Coughlin RP., Bullock GS., Shanmugaraj A., Sell TC., Garrigues GE., Ledbetter L., Taylor DC.

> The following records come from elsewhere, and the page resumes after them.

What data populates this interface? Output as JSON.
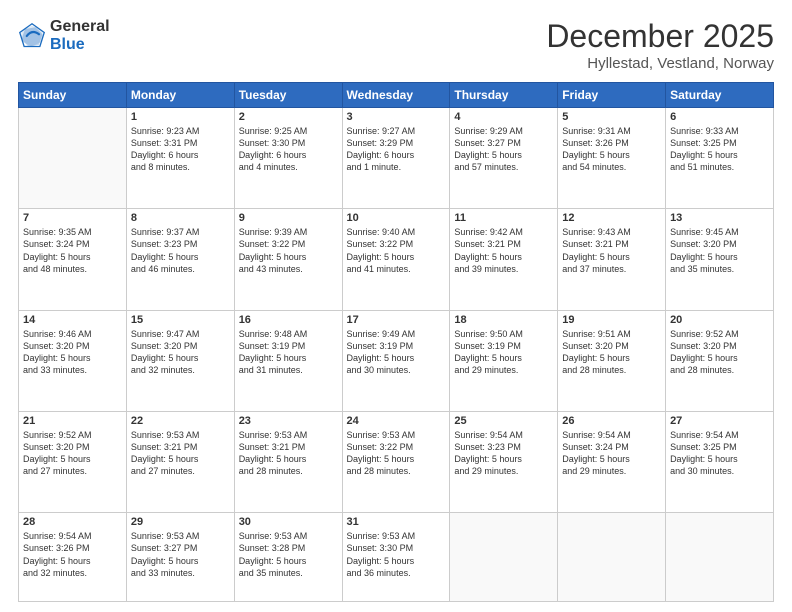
{
  "logo": {
    "general": "General",
    "blue": "Blue"
  },
  "header": {
    "month": "December 2025",
    "location": "Hyllestad, Vestland, Norway"
  },
  "weekdays": [
    "Sunday",
    "Monday",
    "Tuesday",
    "Wednesday",
    "Thursday",
    "Friday",
    "Saturday"
  ],
  "weeks": [
    [
      {
        "num": "",
        "info": ""
      },
      {
        "num": "1",
        "info": "Sunrise: 9:23 AM\nSunset: 3:31 PM\nDaylight: 6 hours\nand 8 minutes."
      },
      {
        "num": "2",
        "info": "Sunrise: 9:25 AM\nSunset: 3:30 PM\nDaylight: 6 hours\nand 4 minutes."
      },
      {
        "num": "3",
        "info": "Sunrise: 9:27 AM\nSunset: 3:29 PM\nDaylight: 6 hours\nand 1 minute."
      },
      {
        "num": "4",
        "info": "Sunrise: 9:29 AM\nSunset: 3:27 PM\nDaylight: 5 hours\nand 57 minutes."
      },
      {
        "num": "5",
        "info": "Sunrise: 9:31 AM\nSunset: 3:26 PM\nDaylight: 5 hours\nand 54 minutes."
      },
      {
        "num": "6",
        "info": "Sunrise: 9:33 AM\nSunset: 3:25 PM\nDaylight: 5 hours\nand 51 minutes."
      }
    ],
    [
      {
        "num": "7",
        "info": "Sunrise: 9:35 AM\nSunset: 3:24 PM\nDaylight: 5 hours\nand 48 minutes."
      },
      {
        "num": "8",
        "info": "Sunrise: 9:37 AM\nSunset: 3:23 PM\nDaylight: 5 hours\nand 46 minutes."
      },
      {
        "num": "9",
        "info": "Sunrise: 9:39 AM\nSunset: 3:22 PM\nDaylight: 5 hours\nand 43 minutes."
      },
      {
        "num": "10",
        "info": "Sunrise: 9:40 AM\nSunset: 3:22 PM\nDaylight: 5 hours\nand 41 minutes."
      },
      {
        "num": "11",
        "info": "Sunrise: 9:42 AM\nSunset: 3:21 PM\nDaylight: 5 hours\nand 39 minutes."
      },
      {
        "num": "12",
        "info": "Sunrise: 9:43 AM\nSunset: 3:21 PM\nDaylight: 5 hours\nand 37 minutes."
      },
      {
        "num": "13",
        "info": "Sunrise: 9:45 AM\nSunset: 3:20 PM\nDaylight: 5 hours\nand 35 minutes."
      }
    ],
    [
      {
        "num": "14",
        "info": "Sunrise: 9:46 AM\nSunset: 3:20 PM\nDaylight: 5 hours\nand 33 minutes."
      },
      {
        "num": "15",
        "info": "Sunrise: 9:47 AM\nSunset: 3:20 PM\nDaylight: 5 hours\nand 32 minutes."
      },
      {
        "num": "16",
        "info": "Sunrise: 9:48 AM\nSunset: 3:19 PM\nDaylight: 5 hours\nand 31 minutes."
      },
      {
        "num": "17",
        "info": "Sunrise: 9:49 AM\nSunset: 3:19 PM\nDaylight: 5 hours\nand 30 minutes."
      },
      {
        "num": "18",
        "info": "Sunrise: 9:50 AM\nSunset: 3:19 PM\nDaylight: 5 hours\nand 29 minutes."
      },
      {
        "num": "19",
        "info": "Sunrise: 9:51 AM\nSunset: 3:20 PM\nDaylight: 5 hours\nand 28 minutes."
      },
      {
        "num": "20",
        "info": "Sunrise: 9:52 AM\nSunset: 3:20 PM\nDaylight: 5 hours\nand 28 minutes."
      }
    ],
    [
      {
        "num": "21",
        "info": "Sunrise: 9:52 AM\nSunset: 3:20 PM\nDaylight: 5 hours\nand 27 minutes."
      },
      {
        "num": "22",
        "info": "Sunrise: 9:53 AM\nSunset: 3:21 PM\nDaylight: 5 hours\nand 27 minutes."
      },
      {
        "num": "23",
        "info": "Sunrise: 9:53 AM\nSunset: 3:21 PM\nDaylight: 5 hours\nand 28 minutes."
      },
      {
        "num": "24",
        "info": "Sunrise: 9:53 AM\nSunset: 3:22 PM\nDaylight: 5 hours\nand 28 minutes."
      },
      {
        "num": "25",
        "info": "Sunrise: 9:54 AM\nSunset: 3:23 PM\nDaylight: 5 hours\nand 29 minutes."
      },
      {
        "num": "26",
        "info": "Sunrise: 9:54 AM\nSunset: 3:24 PM\nDaylight: 5 hours\nand 29 minutes."
      },
      {
        "num": "27",
        "info": "Sunrise: 9:54 AM\nSunset: 3:25 PM\nDaylight: 5 hours\nand 30 minutes."
      }
    ],
    [
      {
        "num": "28",
        "info": "Sunrise: 9:54 AM\nSunset: 3:26 PM\nDaylight: 5 hours\nand 32 minutes."
      },
      {
        "num": "29",
        "info": "Sunrise: 9:53 AM\nSunset: 3:27 PM\nDaylight: 5 hours\nand 33 minutes."
      },
      {
        "num": "30",
        "info": "Sunrise: 9:53 AM\nSunset: 3:28 PM\nDaylight: 5 hours\nand 35 minutes."
      },
      {
        "num": "31",
        "info": "Sunrise: 9:53 AM\nSunset: 3:30 PM\nDaylight: 5 hours\nand 36 minutes."
      },
      {
        "num": "",
        "info": ""
      },
      {
        "num": "",
        "info": ""
      },
      {
        "num": "",
        "info": ""
      }
    ]
  ]
}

PURPOSE: (1) To systematically assess the clinical outcomes of arthroscopic rotator interval closure (RIC) procedures for shoulder instability and (2) to report the different technical descriptions and surgical indications for this procedure. METHODS: Two independent reviewers searched 4 databases (PubMed, Embase, Web of Science, and Cochrane) from database inception until October 15, 2017. The inclusion criteria were studies that reported outcomes of shoulder stabilization using arthroscopic RIC as an isolated or adjunctive surgical procedure. The methodologic quality of studies was assessed with the Methodological Index for Non-Randomized Studies tool and Grading of Recommendations Assessment, Development and Evaluation system for randomized controlled trials. RESULTS: Fifteen studies met our search criteria (524 patients). Of the studies, 12 were graded Level IV evidence; 2, Level III; and 1, Level II. Six different RIC technique descriptions were reported, with 2 studies not defining the details of the procedure. The most common method of RIC was arthroscopic plication of the superior glenohumeral ligament to the middle glenohumeral ligament (8 of 15 studies). The most commonly used patient-reported outcome measure was the Rowe score, with all studies reporting a minimum postoperative score of 80 points. The rate of return to preinjury level of sport ranged from 22% to 100%, and the postoperative redislocation rate ranged from 0% to 16%. CONCLUSIONS: The indications for RIC were poorly reported, and the surgical techniques were inconsistent. Although most studies reported positive clinical results, the heterogeneity of outcome measures limited our ability to make definitive statements about which types of rotator interval capsular closure are warranted for select subgroups undergoing arthroscopic shoulder stabilization. LEVEL OF EVIDENCE: Level IV, systematic review of Level II through IV studies.